Man calls Washington sheriff's office to inquire about legality of hunting bigfoot


Last week, the Stevens County Sheriff's Office in Eastern Washington received an interesting phone call from a man looking to hunt for sasquatch.

According to a Facebook post by the sheriff's office, the caller told office staff that he would be traveling to the area in mid-April and wanted to hunt in the Big Meadow Lake area in Northeast Washington. Sheriff's office staff initially tried to refer the man to Washington state Department of Fish and Wildlife, but he told them they had referred him to the sheriff's office.

The man's concern was how to stay legal while hunting the mythical beast in the Big Meadow Lake area because Washington state regulations regarding sasquatch hunts were unclear.

The caller asked the sheriff's office whether shooting a sasquatch was illegal in Stevens County and whether a regular hunting license was enough to keep his sasquatch hunt above board legally. He also said he would not hunt or shoot a female sasquatch.

The Stevens County Sheriff's Office patrol chief called the man to explain that Meadow Lake is in nearby Pend Oreille County Sheriff's jurisdiction and that there is no sasquatch in Stevens County.
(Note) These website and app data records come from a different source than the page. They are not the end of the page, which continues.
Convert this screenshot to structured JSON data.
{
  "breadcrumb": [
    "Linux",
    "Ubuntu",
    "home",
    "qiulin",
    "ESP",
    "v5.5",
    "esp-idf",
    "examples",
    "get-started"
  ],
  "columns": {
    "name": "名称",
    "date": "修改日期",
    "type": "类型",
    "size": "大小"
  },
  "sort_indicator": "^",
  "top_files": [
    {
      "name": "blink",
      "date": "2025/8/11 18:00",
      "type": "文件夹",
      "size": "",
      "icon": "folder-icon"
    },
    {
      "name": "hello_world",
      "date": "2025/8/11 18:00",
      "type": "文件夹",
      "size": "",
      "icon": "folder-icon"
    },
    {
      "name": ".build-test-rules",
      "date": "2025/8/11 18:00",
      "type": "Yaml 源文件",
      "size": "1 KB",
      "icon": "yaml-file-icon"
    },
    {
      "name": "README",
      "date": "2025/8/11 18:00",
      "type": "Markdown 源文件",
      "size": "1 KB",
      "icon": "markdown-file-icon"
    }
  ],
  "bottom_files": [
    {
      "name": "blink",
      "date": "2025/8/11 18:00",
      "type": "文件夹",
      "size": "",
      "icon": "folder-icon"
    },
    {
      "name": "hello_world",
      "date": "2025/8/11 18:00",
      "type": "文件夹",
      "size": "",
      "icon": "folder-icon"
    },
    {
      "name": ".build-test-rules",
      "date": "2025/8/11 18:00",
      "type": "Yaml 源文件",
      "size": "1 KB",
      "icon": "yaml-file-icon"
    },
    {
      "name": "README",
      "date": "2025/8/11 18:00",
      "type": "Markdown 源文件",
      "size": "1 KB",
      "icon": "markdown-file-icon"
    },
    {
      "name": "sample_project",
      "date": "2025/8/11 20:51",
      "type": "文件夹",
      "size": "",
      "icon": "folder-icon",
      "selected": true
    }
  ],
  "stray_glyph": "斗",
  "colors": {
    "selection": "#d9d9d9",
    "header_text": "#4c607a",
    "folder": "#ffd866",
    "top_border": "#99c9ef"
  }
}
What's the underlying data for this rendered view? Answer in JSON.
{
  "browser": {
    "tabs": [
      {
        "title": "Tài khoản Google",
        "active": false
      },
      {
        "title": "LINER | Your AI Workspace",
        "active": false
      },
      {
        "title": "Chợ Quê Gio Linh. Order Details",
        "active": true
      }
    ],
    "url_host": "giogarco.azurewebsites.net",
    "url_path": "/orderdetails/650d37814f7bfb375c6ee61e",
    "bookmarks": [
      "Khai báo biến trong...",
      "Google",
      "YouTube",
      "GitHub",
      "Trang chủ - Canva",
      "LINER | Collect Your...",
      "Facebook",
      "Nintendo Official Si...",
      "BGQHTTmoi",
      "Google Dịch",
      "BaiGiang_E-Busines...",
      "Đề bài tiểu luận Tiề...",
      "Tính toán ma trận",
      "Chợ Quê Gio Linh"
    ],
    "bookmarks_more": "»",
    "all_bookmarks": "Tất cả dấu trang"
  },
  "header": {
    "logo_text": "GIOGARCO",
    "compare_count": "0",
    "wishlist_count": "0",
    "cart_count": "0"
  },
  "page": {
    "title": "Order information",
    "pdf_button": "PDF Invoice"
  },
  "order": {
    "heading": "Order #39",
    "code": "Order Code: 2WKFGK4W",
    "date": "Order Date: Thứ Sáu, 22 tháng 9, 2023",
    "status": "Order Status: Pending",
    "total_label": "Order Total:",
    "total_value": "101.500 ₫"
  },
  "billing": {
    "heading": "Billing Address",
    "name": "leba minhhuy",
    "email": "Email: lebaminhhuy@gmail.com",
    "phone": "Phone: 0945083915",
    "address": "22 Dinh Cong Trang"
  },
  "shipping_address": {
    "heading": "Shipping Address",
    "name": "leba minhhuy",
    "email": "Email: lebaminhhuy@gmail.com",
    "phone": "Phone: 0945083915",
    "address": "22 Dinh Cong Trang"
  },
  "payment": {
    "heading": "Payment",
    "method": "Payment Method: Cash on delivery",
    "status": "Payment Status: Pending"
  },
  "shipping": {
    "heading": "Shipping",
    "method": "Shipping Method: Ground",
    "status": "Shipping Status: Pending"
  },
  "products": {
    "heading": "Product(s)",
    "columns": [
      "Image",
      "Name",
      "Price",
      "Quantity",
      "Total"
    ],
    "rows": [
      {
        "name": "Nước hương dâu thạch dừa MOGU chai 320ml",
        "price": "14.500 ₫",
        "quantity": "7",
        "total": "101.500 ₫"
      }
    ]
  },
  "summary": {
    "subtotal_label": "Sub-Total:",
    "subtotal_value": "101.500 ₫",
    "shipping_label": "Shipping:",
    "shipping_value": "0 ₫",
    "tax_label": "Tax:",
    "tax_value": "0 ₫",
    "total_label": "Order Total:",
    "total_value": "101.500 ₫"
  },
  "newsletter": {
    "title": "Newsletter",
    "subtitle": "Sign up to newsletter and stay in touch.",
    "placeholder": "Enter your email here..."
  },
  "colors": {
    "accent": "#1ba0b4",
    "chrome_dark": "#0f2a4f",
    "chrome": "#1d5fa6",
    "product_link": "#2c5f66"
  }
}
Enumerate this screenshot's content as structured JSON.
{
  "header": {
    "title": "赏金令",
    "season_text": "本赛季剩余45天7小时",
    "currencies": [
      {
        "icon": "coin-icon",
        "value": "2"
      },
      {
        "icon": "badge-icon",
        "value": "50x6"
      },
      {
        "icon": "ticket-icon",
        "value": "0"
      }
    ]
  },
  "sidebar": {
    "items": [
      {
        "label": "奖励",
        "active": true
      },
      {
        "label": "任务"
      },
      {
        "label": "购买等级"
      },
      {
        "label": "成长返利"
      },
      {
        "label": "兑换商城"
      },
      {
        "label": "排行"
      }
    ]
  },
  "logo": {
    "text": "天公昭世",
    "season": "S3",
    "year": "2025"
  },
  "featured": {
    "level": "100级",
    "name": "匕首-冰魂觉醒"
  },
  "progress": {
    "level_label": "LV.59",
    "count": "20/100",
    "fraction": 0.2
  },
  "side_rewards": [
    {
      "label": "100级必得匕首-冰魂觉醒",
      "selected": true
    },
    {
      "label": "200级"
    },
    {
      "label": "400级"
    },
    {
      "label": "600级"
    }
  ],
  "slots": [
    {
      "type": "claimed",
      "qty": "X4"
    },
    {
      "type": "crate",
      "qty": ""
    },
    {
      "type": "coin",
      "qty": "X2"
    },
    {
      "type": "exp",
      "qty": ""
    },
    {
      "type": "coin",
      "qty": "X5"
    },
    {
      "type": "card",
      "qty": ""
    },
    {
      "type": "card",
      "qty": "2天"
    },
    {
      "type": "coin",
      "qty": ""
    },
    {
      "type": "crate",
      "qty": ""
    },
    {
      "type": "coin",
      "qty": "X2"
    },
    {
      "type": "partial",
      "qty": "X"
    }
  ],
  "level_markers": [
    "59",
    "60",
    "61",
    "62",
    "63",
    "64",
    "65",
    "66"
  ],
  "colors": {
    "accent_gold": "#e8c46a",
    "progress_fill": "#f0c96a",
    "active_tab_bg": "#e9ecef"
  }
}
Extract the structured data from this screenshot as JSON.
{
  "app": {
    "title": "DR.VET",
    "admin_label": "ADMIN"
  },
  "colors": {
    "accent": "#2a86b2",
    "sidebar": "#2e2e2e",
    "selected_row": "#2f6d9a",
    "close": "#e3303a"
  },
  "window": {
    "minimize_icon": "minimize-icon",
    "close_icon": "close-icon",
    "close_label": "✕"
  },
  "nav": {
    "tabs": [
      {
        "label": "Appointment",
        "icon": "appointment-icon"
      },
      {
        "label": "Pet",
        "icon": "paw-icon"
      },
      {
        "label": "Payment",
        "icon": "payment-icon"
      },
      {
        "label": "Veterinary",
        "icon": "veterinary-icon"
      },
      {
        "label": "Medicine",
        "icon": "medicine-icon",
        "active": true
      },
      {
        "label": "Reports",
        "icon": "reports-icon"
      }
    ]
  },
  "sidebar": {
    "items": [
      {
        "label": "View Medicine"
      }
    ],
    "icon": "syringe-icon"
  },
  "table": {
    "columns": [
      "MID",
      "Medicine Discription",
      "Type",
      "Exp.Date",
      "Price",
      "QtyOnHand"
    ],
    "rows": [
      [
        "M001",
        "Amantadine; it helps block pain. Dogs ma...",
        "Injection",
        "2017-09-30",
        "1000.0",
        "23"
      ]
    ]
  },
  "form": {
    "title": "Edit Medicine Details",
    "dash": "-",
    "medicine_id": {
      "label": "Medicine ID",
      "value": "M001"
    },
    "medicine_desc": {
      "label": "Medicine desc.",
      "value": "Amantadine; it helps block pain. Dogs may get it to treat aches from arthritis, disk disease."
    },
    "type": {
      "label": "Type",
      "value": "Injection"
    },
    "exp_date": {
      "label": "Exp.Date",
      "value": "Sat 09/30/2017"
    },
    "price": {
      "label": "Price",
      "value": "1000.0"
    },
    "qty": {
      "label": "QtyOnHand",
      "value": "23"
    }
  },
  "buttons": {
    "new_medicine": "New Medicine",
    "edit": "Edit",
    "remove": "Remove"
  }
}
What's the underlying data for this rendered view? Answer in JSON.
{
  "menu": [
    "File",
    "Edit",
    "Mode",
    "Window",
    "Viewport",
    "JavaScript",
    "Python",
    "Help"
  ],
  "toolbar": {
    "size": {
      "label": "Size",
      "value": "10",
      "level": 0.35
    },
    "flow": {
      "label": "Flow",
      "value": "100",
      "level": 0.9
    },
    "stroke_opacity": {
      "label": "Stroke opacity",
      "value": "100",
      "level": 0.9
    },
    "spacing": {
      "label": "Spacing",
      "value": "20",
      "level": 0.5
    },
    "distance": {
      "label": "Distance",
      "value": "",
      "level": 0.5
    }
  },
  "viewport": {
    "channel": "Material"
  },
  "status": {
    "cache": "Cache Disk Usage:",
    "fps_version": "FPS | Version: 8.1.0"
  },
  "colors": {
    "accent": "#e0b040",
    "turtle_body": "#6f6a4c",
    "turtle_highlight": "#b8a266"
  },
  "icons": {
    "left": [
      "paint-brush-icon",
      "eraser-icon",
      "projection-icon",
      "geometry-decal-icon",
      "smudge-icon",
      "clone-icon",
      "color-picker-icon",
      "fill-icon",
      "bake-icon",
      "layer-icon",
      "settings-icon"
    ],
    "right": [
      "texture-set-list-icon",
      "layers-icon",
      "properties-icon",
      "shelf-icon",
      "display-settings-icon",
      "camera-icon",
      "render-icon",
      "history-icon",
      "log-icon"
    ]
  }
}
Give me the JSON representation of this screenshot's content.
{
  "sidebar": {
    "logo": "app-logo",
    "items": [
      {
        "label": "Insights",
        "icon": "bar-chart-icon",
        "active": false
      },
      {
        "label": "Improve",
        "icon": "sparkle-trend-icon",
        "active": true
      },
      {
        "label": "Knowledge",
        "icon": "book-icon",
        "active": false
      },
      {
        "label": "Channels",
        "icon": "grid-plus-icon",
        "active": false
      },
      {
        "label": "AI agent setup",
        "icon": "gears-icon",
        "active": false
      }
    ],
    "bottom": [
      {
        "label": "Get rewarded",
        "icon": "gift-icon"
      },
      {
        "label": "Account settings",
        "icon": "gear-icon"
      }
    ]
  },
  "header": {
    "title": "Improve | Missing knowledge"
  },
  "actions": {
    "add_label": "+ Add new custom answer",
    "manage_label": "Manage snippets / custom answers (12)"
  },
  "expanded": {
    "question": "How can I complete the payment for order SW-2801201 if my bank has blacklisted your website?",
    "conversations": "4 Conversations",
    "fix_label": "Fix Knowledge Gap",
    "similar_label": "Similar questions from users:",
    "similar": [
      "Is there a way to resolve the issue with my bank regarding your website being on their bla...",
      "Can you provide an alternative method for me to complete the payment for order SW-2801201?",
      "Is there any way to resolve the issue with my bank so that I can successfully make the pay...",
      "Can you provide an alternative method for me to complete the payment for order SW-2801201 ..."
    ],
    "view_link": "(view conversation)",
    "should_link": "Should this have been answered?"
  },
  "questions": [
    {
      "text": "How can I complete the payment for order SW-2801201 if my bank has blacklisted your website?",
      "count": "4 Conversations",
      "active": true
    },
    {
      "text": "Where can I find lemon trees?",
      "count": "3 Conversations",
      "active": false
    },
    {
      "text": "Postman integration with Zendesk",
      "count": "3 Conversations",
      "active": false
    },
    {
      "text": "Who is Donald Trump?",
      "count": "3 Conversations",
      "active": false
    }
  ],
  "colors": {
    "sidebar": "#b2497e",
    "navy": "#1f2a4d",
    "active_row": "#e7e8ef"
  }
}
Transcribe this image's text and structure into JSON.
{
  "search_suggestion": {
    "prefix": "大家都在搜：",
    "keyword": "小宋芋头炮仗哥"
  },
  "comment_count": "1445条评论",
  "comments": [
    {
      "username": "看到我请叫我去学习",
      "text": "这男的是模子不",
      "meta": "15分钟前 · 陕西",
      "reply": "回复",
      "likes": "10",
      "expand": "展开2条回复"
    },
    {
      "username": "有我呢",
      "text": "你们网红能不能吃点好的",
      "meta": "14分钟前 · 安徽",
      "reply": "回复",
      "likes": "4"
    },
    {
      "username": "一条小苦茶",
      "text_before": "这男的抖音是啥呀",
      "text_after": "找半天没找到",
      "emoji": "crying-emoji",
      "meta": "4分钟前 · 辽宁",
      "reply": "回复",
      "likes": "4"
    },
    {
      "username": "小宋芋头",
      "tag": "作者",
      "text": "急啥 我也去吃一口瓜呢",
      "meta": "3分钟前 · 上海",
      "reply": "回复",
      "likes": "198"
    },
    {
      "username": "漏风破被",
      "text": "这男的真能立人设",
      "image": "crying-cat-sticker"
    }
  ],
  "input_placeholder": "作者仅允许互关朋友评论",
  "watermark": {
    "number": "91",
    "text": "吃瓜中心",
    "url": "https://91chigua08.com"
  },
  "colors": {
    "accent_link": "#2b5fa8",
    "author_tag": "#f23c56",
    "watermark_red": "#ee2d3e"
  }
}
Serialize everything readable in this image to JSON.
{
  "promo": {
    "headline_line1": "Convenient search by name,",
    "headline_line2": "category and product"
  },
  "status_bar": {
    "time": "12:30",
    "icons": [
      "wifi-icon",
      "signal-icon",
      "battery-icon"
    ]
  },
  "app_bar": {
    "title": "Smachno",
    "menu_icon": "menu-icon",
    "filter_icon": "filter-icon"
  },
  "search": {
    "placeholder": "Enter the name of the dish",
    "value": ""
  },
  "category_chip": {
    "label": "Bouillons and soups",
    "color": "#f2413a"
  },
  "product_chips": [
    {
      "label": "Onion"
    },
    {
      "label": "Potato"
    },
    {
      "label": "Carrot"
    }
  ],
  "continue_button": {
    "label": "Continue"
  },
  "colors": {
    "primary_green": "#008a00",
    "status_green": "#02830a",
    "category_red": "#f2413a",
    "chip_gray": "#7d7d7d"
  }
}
"We know this because one of our deputies would have accidentally hit one with the patrol car by now," the sheriff's office’s social media post said.

According to the Bigfoot Field Researchers Organization, Washington is the top state for sasquatch sightings. There have been 708 "credible" sightings, according to the organization.

A 1992 resolution established Whatcom County as a sasquatch protection and refuge area.

In 1969, Skamania County passed a law forbidding the harming of sasquatch. Doing so would result in a $1,000 fine and a year in jail. The county later changed the law to state that "any premeditated, willful and wanton slaying of any such creature shall be deemed a felony punishable by a fine not to exceed $10,000, and/or imprisonment in the county jail for a period not to exceed five years."

It is unclear if Stevens County has any such ordinance or law.